• [TASK PROMPT]: Wherever "installation" appears in the records below, copy the line that holds it.

• [Dataset rows describing interfaces]:

>>>

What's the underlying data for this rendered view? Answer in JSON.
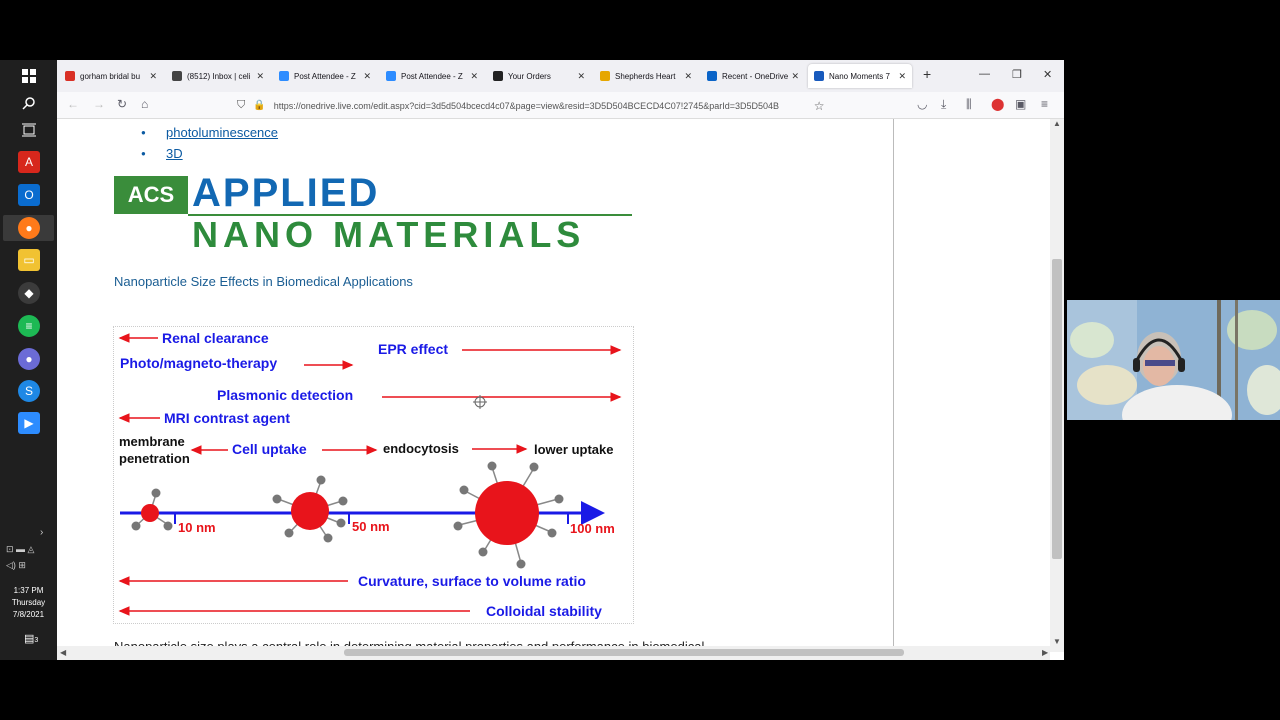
{
  "taskbar": {
    "time": "1:37 PM",
    "day": "Thursday",
    "date": "7/8/2021",
    "icons": [
      "windows-start-icon",
      "search-icon",
      "task-view-icon",
      "acrobat-icon",
      "outlook-icon",
      "firefox-icon",
      "file-explorer-icon",
      "app-icon",
      "spotify-icon",
      "app-icon-2",
      "skype-icon",
      "zoom-icon"
    ],
    "notification_badge": "3"
  },
  "browser": {
    "tabs": [
      {
        "label": "gorham bridal bu",
        "color": "#d93025"
      },
      {
        "label": "(8512) Inbox | celi",
        "color": "#444444"
      },
      {
        "label": "Post Attendee - Z",
        "color": "#2d8cff"
      },
      {
        "label": "Post Attendee - Z",
        "color": "#2d8cff"
      },
      {
        "label": "Your Orders",
        "color": "#222222"
      },
      {
        "label": "Shepherds Heart",
        "color": "#e6a700"
      },
      {
        "label": "Recent - OneDrive",
        "color": "#0a64c8"
      },
      {
        "label": "Nano Moments 7",
        "color": "#185abd"
      }
    ],
    "url": "https://onedrive.live.com/edit.aspx?cid=3d5d504bcecd4c07&page=view&resid=3D5D504BCECD4C07!2745&parId=3D5D504B"
  },
  "document": {
    "bullets": [
      "photoluminescence",
      "3D"
    ],
    "logo": {
      "acs": "ACS",
      "line1": "APPLIED",
      "line2": "NANO MATERIALS"
    },
    "subtitle": "Nanoparticle Size Effects in Biomedical Applications",
    "figure": {
      "renal": "Renal clearance",
      "photo": "Photo/magneto-therapy",
      "epr": "EPR effect",
      "plasmonic": "Plasmonic detection",
      "mri": "MRI contrast agent",
      "membrane1": "membrane",
      "membrane2": "penetration",
      "cell_uptake": "Cell uptake",
      "endocytosis": "endocytosis",
      "lower_uptake": "lower uptake",
      "size1": "10 nm",
      "size2": "50 nm",
      "size3": "100 nm",
      "curvature": "Curvature, surface to volume ratio",
      "colloidal": "Colloidal stability",
      "color_red": "#e8141b",
      "color_blue": "#1a1ae6"
    },
    "cut_text": "Nanoparticle size plays a central role in determining material properties and performance in biomedical"
  }
}
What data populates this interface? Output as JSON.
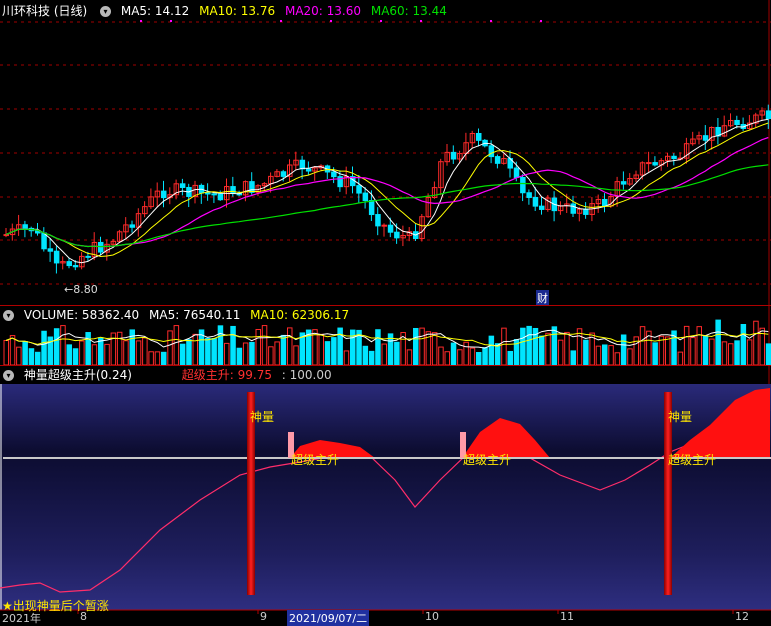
{
  "main_panel": {
    "title": "川环科技 (日线)",
    "ma_labels": [
      {
        "label": "MA5: 14.12",
        "color": "#ffffff"
      },
      {
        "label": "MA10: 13.76",
        "color": "#ffff00"
      },
      {
        "label": "MA20: 13.60",
        "color": "#ff00ff"
      },
      {
        "label": "MA60: 13.44",
        "color": "#00e000"
      }
    ],
    "low_marker": "8.80",
    "event_marker": "财"
  },
  "volume_panel": {
    "title": "VOLUME: 58362.40",
    "ma5": "MA5: 76540.11",
    "ma10": "MA10: 62306.17"
  },
  "indicator_panel": {
    "title": "神量超级主升(0.24)",
    "signal": "超级主升: 99.75",
    "value": ": 100.00",
    "volume_labels": [
      "神量",
      "神量"
    ],
    "rise_labels": [
      "超级主升",
      "超级主升",
      "超级主升"
    ],
    "footer_note": "★出现神量后个暂涨"
  },
  "time_axis": {
    "labels": [
      "2021年",
      "8",
      "9",
      "2021/09/07/二",
      "10",
      "11",
      "12"
    ],
    "cursor_date": "2021/09/07/二"
  },
  "colors": {
    "up": "#ff2a2a",
    "down": "#00e5ff",
    "grid": "#a00000",
    "ma5": "#ffffff",
    "ma10": "#ffff00",
    "ma20": "#ff00ff",
    "ma60": "#00e000"
  }
}
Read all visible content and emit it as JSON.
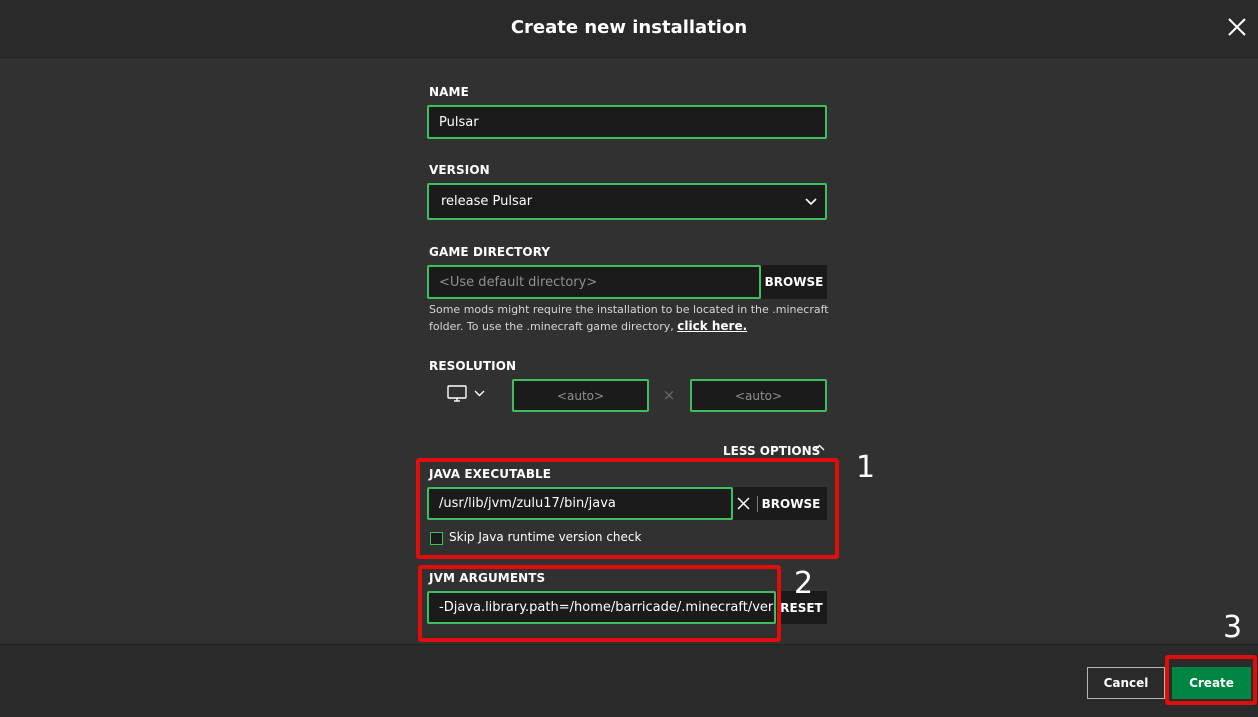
{
  "dialog": {
    "title": "Create new installation"
  },
  "icons": {
    "close": "close-icon",
    "dropdown": "chevron-down-icon",
    "monitor": "monitor-icon",
    "clear": "close-icon",
    "less": "chevron-up-icon"
  },
  "name": {
    "label": "NAME",
    "value": "Pulsar"
  },
  "version": {
    "label": "VERSION",
    "value": "release Pulsar"
  },
  "game_directory": {
    "label": "GAME DIRECTORY",
    "placeholder": "<Use default directory>",
    "browse_label": "BROWSE",
    "note": "Some mods might require the installation to be located in the .minecraft folder. To use the .minecraft game directory,",
    "note_link": "click here."
  },
  "resolution": {
    "label": "RESOLUTION",
    "width_placeholder": "<auto>",
    "height_placeholder": "<auto>",
    "separator": "×"
  },
  "options_toggle": "LESS OPTIONS",
  "java": {
    "label": "JAVA EXECUTABLE",
    "value": "/usr/lib/jvm/zulu17/bin/java",
    "browse_label": "BROWSE",
    "skip_check_label": "Skip Java runtime version check",
    "skip_check_checked": false
  },
  "jvm": {
    "label": "JVM ARGUMENTS",
    "value": "-Djava.library.path=/home/barricade/.minecraft/versions/I",
    "reset_label": "RESET"
  },
  "annotations": [
    "1",
    "2",
    "3"
  ],
  "footer": {
    "cancel_label": "Cancel",
    "create_label": "Create"
  },
  "colors": {
    "background": "#313131",
    "field_background": "#1b1b1b",
    "field_border": "#3dbf5d",
    "primary_button": "#008542",
    "annotation": "#e00d0d"
  }
}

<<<

• [COMPLETED TASK]:
    "title": "Create new installation"
    "note": "Some mods might require the installation to be located in the .minecraft folder. To use the .minecraft game directory,",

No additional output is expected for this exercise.